And yet, there are so many ways this applies to both life and teaching.
Here are some loosely-linked thoughts, presented for your consideration.
In a recent session of Office Hours, the teacher I was speaking with described learning new skills as a form of “self-care.” This immediately struck me as brilliant.
People are forward-leaning animals.
Stagnation feels terrible.
While writing my novel, I spent hours a day typing in what I now know is one of the worst possible positions.
This gave me tendonitis.
I tried stretching. I wore beige wrist-braces that looked like orthopedic robot arms. I bought a giant vibrating massage tool that required a lot of explaining if I left it out in front of company.
Eventually, I went to a physical therapist.

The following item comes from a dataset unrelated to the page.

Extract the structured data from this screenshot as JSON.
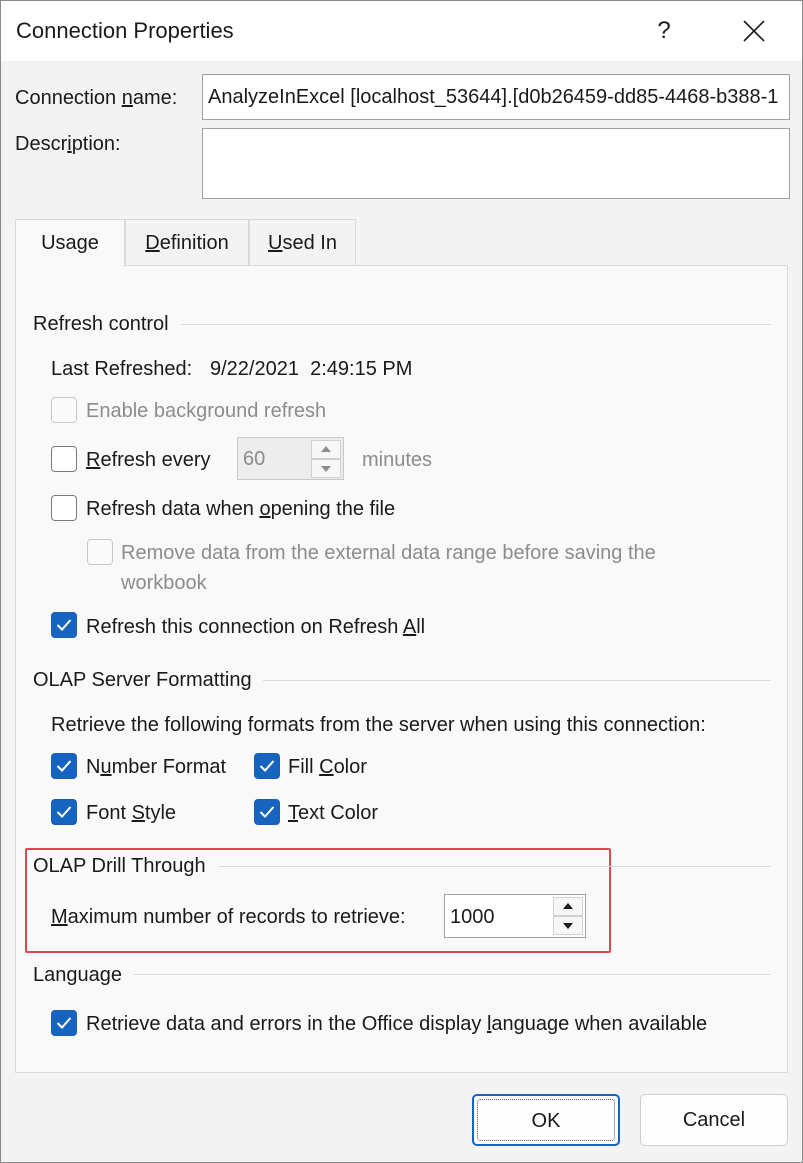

Most of the exercises he taught me were counter-intuitive; the most miraculous one involved holding myself in a pushup position while pressing the pads of my fingers into the floor, then slowly rocking in small circles.
It turns out that one of the core principals of physical therapy is using muscles in ways you’ve accidentally trained yourself to avoid.
Teaching involves so many micro-skills, so many tiny mental muscles.
It is possible to feel like you need to turn the treadmill down on some aspects of the job while craving a more challenging version of others. Both of these things can be true at the same time.
Sometimes, stress is a signal that you need to focus on something intensely until you find a solution.
But not always.
When the stressful thing is a giant cloud, or a looming uncertainty, or a political firestorm beyond your control, it can be more helpful to zoom in on a smaller, more manageable piece of the puzzle. Or, find a way to shift your focus so you’re challenging yourself from a slightly a different angle.
The right-sized challenge is something that requires your best effort—but it’s also something that responds to your best effort.
Banging your head against a wall is not exercise.
When the macro overwhelms, the micro is your lifeboat.
Is there something related to this you’d like to discuss?